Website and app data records
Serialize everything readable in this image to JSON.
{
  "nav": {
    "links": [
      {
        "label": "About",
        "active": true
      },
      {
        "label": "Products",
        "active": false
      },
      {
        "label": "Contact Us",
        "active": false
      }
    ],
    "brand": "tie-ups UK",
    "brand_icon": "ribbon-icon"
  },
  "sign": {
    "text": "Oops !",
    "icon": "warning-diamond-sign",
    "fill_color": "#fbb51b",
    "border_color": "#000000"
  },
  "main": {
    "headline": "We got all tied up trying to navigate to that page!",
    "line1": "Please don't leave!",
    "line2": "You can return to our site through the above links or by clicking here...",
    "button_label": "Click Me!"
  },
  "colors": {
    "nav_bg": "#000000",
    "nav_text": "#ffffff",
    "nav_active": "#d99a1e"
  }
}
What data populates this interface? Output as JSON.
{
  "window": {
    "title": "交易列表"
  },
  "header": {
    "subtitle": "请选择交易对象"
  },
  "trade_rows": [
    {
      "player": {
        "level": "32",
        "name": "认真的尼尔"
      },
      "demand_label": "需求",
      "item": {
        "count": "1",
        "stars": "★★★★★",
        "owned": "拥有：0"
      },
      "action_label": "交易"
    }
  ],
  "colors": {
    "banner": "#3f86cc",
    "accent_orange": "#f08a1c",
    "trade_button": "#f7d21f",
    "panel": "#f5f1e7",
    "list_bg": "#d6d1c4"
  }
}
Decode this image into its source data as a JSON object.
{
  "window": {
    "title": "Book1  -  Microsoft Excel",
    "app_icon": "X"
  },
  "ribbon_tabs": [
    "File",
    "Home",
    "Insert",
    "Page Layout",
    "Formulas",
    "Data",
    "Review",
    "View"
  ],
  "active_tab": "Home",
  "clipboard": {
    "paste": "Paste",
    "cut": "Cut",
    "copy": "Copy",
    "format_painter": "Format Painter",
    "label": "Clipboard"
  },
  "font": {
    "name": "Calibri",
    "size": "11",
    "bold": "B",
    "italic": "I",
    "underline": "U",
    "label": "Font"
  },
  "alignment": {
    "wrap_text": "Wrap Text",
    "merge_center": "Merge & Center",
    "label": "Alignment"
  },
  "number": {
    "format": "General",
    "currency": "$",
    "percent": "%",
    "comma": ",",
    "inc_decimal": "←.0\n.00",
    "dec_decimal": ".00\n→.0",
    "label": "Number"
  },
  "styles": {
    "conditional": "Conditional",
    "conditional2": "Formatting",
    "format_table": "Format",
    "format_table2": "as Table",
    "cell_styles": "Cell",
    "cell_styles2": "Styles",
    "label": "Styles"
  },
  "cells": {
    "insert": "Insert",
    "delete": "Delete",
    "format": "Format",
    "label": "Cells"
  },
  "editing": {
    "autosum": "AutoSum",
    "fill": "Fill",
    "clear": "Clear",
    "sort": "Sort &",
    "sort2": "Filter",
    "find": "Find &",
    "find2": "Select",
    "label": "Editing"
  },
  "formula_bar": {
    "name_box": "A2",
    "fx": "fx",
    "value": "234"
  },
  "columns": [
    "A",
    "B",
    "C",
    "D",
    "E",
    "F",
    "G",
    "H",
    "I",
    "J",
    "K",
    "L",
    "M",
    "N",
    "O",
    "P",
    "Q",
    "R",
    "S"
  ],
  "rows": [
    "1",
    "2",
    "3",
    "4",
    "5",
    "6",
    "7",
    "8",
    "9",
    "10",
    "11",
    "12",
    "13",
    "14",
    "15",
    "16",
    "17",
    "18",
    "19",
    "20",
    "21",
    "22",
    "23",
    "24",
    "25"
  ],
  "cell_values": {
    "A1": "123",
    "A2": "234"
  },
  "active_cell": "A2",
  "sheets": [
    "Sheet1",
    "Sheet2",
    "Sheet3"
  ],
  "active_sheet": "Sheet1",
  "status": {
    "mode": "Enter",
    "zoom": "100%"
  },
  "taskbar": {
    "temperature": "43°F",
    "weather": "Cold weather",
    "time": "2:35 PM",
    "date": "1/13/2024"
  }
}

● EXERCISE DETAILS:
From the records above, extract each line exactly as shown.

● TASK SOLUTION:
Serialize everything readable in this image to JSON.
{
  "nav": {
    "links": [
      {
        "label": "About",
        "active": true
      },
      {
        "label": "Products",
        "active": false
      },
      {
        "label": "Contact Us",
        "active": false
      }
    ],
    "brand": "tie-ups UK",
    "brand_icon": "ribbon-icon"
  },
  "sign": {
    "text": "Oops !",
    "icon": "warning-diamond-sign",
    "fill_color": "#fbb51b",
    "border_color": "#000000"
  },
  "main": {
    "headline": "We got all tied up trying to navigate to that page!",
    "line1": "Please don't leave!",
    "line2": "You can return to our site through the above links or by clicking here...",
    "button_label": "Click Me!"
  },
  "colors": {
    "nav_bg": "#000000",
    "nav_text": "#ffffff",
    "nav_active": "#d99a1e"
  }
}
What data populates this interface? Output as JSON.
{
  "window": {
    "title": "交易列表"
  },
  "header": {
    "subtitle": "请选择交易对象"
  },
  "trade_rows": [
    {
      "player": {
        "level": "32",
        "name": "认真的尼尔"
      },
      "demand_label": "需求",
      "item": {
        "count": "1",
        "stars": "★★★★★",
        "owned": "拥有：0"
      },
      "action_label": "交易"
    }
  ],
  "colors": {
    "banner": "#3f86cc",
    "accent_orange": "#f08a1c",
    "trade_button": "#f7d21f",
    "panel": "#f5f1e7",
    "list_bg": "#d6d1c4"
  }
}
Decode this image into its source data as a JSON object.
{
  "window": {
    "title": "Book1  -  Microsoft Excel",
    "app_icon": "X"
  },
  "ribbon_tabs": [
    "File",
    "Home",
    "Insert",
    "Page Layout",
    "Formulas",
    "Data",
    "Review",
    "View"
  ],
  "active_tab": "Home",
  "clipboard": {
    "paste": "Paste",
    "cut": "Cut",
    "copy": "Copy",
    "format_painter": "Format Painter",
    "label": "Clipboard"
  },
  "font": {
    "name": "Calibri",
    "size": "11",
    "bold": "B",
    "italic": "I",
    "underline": "U",
    "label": "Font"
  },
  "alignment": {
    "wrap_text": "Wrap Text",
    "merge_center": "Merge & Center",
    "label": "Alignment"
  },
  "number": {
    "format": "General",
    "currency": "$",
    "percent": "%",
    "comma": ",",
    "inc_decimal": "←.0\n.00",
    "dec_decimal": ".00\n→.0",
    "label": "Number"
  },
  "styles": {
    "conditional": "Conditional",
    "conditional2": "Formatting",
    "format_table": "Format",
    "format_table2": "as Table",
    "cell_styles": "Cell",
    "cell_styles2": "Styles",
    "label": "Styles"
  },
  "cells": {
    "insert": "Insert",
    "delete": "Delete",
    "format": "Format",
    "label": "Cells"
  },
  "editing": {
    "autosum": "AutoSum",
    "fill": "Fill",
    "clear": "Clear",
    "sort": "Sort &",
    "sort2": "Filter",
    "find": "Find &",
    "find2": "Select",
    "label": "Editing"
  },
  "formula_bar": {
    "name_box": "A2",
    "fx": "fx",
    "value": "234"
  },
  "columns": [
    "A",
    "B",
    "C",
    "D",
    "E",
    "F",
    "G",
    "H",
    "I",
    "J",
    "K",
    "L",
    "M",
    "N",
    "O",
    "P",
    "Q",
    "R",
    "S"
  ],
  "rows": [
    "1",
    "2",
    "3",
    "4",
    "5",
    "6",
    "7",
    "8",
    "9",
    "10",
    "11",
    "12",
    "13",
    "14",
    "15",
    "16",
    "17",
    "18",
    "19",
    "20",
    "21",
    "22",
    "23",
    "24",
    "25"
  ],
  "cell_values": {
    "A1": "123",
    "A2": "234"
  },
  "active_cell": "A2",
  "sheets": [
    "Sheet1",
    "Sheet2",
    "Sheet3"
  ],
  "active_sheet": "Sheet1",
  "status": {
    "mode": "Enter",
    "zoom": "100%"
  },
  "taskbar": {
    "temperature": "43°F",
    "weather": "Cold weather",
    "time": "2:35 PM",
    "date": "1/13/2024"
  }
}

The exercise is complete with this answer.